Your wardrobe says a lot about you—where you work, your hobbies, snippets of your personality, and your overall taste, for starters. Maybe you’re thinking the time is right to take a good look at your closet and make the leap on an overall fashion makeover that would make the “Project Runway” judges very proud.
Well, imagine if you had to go without any updates to your wardrobe for five years. You’d still be holding many pieces that are out of style. Some items would need to be tossed out altogether, new items would need to be added to keep pace with current trends, and alterations may need to be made because certain items no longer fit the way they used to.
Just like that outdated wardrobe, it is time for ICD to make some changes. In anticipation of the ICD-10 transition, the yearly updates were frozen in 2011. Now that we are almost a year past the transition, it's time to start the regular yearly updates.
The Need for Change
Medical codes are always changing and updating as new technology comes to the forefront and new diseases are discovered, but for the past five years, most updates have been frozen due to the long delay in transitioning to ICD-10.
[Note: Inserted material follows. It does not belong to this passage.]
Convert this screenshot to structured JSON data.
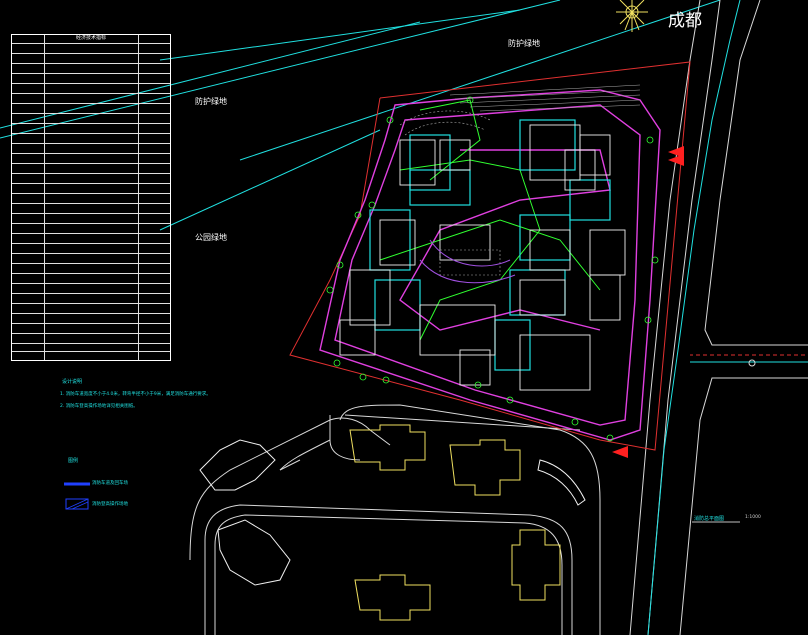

The release of five years of code updates may well be a challenge, as it’s difficult to prepare for something without having the details. The definitive information on the proposed changes were just published in The Federal Register, and the changes will become effective in October. We know that upwards of 1900 new ICD-10-CM codes (which mainly relate to the musculoskeletal injuries code set) and 3600 new ICD-10-PCS codes(relating mostly to cardiovascular specialties), are among the changes, and of course, there is a new code for the Zika virus (A92.5).
Now, prior to October 2016, is the time to begin understanding what the coding thaw will mean for your business operations. Make a plan to work through what to do for your organization and why it is important.
Planning and Preparation
As in every circumstance when healthcare hands us a new challenge, thinking ahead is the first step. If you have answers already for the four questions below, you’re well on your way. If not, it’s time to plan ahead.
Are your coders up to speed today?
Understanding coding convention and being proficient is crucial. The more up-to-date your coding team is prior to October 2016, the easier it will be to integrate new codes, revisions and deletions after that date. Seeing as you can’t fully prepare for putting the new codes in practice just yet, your time is best spent perfecting the coding work you’re doing today. Work through any bottlenecks and make sure every coder is as proficient as possible.
Who do you have in place to manage and coordinate these changes?
Many healthcare organizations are facing a lack of proficient, educated and credentialed coders. That’s why coding leaders must prepare for pending changes now to avoid quality and productivity issues down the road, as the latter together will inevitably affect revenue cycle performance. Do you have enough credentialed coders, and do you have the right speciality experience to meet your current and future needs?
How much time will be allotted for training based on what is needed?
If your team is already backlogged, it’s crucial to think about the additional education that will be needed with the upcoming coding thaw, and the time that will take away from current workflow processes. Whether it’s 2 hours per coder or 20, determining a workflow that accommodates extra training hours is imperative. And, just as crucial, who will handle the training?
What ramifications will the changes bring to your specialty?
It’s a good time to start building a strategy around staying ahead by answering the important questions: Which specialties will be most affected? Which providers will utilize the new code categories? Will there be a learning curve? What education do we need to provide, and where can we get it?
To help answer those questions, utilize the resources available now about the changes. If your organization is unable to provide in-house training, consider AHIMA or AAPC as an alternative resource for your education needs.
The Bottom Line
By taking the time to understand if/how your specialty will be affected by the for October 1, 2016 coding thaw, and providing the appropriate training you can be confident in knowing your coding team will be up to date. In essence, they will have a closet full of the latest codes, and they’ll know just how to pair them when it’s show time on the runway.